Within the entries below, find each line containing the word "Desktop" and copy it.

> [Exercise materials]:

++++++

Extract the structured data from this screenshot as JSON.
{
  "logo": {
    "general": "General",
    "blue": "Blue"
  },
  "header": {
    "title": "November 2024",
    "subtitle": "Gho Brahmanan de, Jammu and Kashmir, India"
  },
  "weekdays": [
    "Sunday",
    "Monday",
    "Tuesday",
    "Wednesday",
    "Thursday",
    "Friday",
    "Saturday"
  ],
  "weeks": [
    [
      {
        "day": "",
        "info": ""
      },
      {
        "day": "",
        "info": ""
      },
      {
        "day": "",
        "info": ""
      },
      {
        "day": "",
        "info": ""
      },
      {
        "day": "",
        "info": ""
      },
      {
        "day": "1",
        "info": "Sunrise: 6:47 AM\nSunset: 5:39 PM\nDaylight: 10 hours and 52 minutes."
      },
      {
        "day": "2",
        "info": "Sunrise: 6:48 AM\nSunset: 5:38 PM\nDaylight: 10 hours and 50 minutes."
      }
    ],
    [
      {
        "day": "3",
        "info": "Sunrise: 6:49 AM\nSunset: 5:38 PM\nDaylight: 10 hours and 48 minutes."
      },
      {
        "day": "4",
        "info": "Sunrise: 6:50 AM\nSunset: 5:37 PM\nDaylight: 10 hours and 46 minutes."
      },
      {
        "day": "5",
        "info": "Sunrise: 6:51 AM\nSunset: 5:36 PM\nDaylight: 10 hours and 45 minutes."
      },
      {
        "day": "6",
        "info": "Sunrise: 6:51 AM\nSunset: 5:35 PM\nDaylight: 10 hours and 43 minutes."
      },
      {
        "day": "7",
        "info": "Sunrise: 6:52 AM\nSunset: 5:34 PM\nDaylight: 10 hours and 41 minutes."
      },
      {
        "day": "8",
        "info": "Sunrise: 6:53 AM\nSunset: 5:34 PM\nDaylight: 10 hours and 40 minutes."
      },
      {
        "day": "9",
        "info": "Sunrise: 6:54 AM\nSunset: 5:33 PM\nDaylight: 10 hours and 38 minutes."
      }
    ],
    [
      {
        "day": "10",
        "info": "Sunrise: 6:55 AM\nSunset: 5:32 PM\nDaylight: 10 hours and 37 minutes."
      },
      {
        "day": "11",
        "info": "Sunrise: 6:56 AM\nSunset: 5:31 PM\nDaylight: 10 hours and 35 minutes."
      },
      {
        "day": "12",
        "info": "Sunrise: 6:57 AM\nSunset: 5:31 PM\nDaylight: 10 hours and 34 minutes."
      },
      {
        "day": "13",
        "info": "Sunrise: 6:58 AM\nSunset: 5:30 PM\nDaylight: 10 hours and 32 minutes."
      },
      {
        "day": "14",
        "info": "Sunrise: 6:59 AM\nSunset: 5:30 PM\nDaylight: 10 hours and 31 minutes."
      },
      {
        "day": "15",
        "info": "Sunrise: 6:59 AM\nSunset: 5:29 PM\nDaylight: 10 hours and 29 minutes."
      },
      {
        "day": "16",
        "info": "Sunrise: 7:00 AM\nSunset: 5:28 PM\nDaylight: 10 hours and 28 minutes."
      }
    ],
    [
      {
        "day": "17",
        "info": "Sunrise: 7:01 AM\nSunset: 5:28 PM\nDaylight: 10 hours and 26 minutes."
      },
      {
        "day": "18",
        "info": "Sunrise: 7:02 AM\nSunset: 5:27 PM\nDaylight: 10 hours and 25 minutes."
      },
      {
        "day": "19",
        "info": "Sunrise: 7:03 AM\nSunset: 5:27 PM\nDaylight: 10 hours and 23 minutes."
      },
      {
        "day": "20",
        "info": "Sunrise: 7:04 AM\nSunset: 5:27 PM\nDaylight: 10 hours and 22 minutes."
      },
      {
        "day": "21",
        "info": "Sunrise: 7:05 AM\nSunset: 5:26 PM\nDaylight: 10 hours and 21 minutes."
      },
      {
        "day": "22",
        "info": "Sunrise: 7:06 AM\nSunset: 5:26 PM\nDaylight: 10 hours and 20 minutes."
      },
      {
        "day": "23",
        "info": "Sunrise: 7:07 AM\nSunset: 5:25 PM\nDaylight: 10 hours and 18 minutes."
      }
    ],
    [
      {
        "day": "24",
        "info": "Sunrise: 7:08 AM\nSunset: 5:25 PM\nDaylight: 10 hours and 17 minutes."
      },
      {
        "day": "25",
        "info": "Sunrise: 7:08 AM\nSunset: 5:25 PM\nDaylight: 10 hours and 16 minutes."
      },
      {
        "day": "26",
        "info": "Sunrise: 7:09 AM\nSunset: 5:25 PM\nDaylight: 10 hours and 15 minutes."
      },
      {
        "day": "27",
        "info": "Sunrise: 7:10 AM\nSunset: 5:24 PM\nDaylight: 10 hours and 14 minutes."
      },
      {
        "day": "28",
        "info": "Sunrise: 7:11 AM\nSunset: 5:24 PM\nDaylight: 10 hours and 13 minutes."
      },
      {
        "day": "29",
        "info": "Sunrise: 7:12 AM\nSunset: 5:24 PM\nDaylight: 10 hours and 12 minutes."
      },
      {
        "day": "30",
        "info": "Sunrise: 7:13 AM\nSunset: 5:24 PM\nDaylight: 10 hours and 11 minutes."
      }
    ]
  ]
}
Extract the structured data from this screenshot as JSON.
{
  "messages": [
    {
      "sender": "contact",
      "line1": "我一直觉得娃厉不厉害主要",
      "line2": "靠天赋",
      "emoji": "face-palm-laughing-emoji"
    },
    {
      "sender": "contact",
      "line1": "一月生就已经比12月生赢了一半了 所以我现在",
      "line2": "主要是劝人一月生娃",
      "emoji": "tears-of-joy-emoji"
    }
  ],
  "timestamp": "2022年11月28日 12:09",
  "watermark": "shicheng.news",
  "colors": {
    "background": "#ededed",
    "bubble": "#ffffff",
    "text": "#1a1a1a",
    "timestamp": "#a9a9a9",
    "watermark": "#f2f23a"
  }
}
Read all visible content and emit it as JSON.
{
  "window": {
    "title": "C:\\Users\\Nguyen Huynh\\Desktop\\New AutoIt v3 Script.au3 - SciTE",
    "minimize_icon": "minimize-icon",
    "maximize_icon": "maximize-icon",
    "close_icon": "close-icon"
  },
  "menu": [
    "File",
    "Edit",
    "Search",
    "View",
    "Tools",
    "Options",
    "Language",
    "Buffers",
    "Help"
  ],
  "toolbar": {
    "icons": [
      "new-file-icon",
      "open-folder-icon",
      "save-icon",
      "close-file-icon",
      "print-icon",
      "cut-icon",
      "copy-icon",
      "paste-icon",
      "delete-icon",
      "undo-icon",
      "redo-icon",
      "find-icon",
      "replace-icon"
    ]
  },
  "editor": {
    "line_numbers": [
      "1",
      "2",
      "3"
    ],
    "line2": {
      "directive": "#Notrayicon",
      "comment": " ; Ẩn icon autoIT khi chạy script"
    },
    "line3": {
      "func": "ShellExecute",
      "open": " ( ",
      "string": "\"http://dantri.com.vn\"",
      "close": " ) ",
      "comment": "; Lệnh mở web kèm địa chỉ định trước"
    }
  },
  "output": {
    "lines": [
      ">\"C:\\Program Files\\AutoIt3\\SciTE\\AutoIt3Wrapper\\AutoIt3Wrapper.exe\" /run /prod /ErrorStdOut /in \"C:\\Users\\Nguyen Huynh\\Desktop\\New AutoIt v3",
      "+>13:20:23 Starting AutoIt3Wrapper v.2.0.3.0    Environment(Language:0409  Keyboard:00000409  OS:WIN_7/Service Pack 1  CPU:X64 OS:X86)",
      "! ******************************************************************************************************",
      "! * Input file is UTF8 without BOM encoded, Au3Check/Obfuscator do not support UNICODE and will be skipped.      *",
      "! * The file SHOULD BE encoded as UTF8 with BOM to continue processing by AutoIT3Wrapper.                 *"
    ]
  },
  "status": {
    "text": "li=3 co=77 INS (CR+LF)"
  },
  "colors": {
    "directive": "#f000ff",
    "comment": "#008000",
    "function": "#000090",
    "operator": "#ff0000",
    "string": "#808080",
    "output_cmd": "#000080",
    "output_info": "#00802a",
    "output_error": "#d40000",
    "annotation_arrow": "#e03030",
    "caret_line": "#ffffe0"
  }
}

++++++

> [Result of this task]:
    "title": "C:\\Users\\Nguyen Huynh\\Desktop\\New AutoIt v3 Script.au3 - SciTE",
      ">\"C:\\Program Files\\AutoIt3\\SciTE\\AutoIt3Wrapper\\AutoIt3Wrapper.exe\" /run /prod /ErrorStdOut /in \"C:\\Users\\Nguyen Huynh\\Desktop\\New AutoIt v3",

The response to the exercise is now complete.